● About this exercise
Among the entries below, how many lines contain the string "icon"? Only the number, please.

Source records

--

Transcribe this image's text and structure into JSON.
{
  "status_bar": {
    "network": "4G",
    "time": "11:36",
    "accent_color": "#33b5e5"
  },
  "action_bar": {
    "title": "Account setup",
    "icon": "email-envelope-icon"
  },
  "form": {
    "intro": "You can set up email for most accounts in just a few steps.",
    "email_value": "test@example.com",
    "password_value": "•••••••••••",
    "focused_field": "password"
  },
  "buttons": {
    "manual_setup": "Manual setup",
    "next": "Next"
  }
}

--

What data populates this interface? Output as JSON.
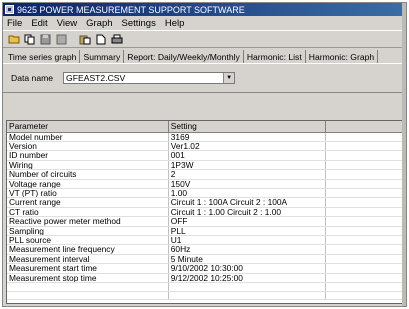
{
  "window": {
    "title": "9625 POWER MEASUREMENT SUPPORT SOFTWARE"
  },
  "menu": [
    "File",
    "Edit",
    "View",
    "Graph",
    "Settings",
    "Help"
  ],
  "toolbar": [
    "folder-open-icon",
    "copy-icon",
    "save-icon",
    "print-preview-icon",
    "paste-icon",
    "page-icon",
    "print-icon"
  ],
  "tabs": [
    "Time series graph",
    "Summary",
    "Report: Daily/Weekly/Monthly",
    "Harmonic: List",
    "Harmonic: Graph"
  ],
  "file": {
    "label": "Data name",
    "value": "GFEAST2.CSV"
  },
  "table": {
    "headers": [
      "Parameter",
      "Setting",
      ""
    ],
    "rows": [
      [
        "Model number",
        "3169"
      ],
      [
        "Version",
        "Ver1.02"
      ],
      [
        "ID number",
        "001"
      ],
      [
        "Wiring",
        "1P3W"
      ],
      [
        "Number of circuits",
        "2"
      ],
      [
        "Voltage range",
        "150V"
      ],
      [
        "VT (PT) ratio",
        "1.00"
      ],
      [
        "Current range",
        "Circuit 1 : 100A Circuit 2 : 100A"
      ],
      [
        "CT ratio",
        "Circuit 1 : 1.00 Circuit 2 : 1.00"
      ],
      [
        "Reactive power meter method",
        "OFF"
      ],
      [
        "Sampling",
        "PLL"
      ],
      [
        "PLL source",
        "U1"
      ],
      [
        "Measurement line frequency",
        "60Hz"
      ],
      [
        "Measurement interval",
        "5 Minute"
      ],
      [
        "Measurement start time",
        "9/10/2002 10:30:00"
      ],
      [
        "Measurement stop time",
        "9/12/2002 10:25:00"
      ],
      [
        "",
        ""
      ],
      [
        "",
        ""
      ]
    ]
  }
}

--

● Task answer
8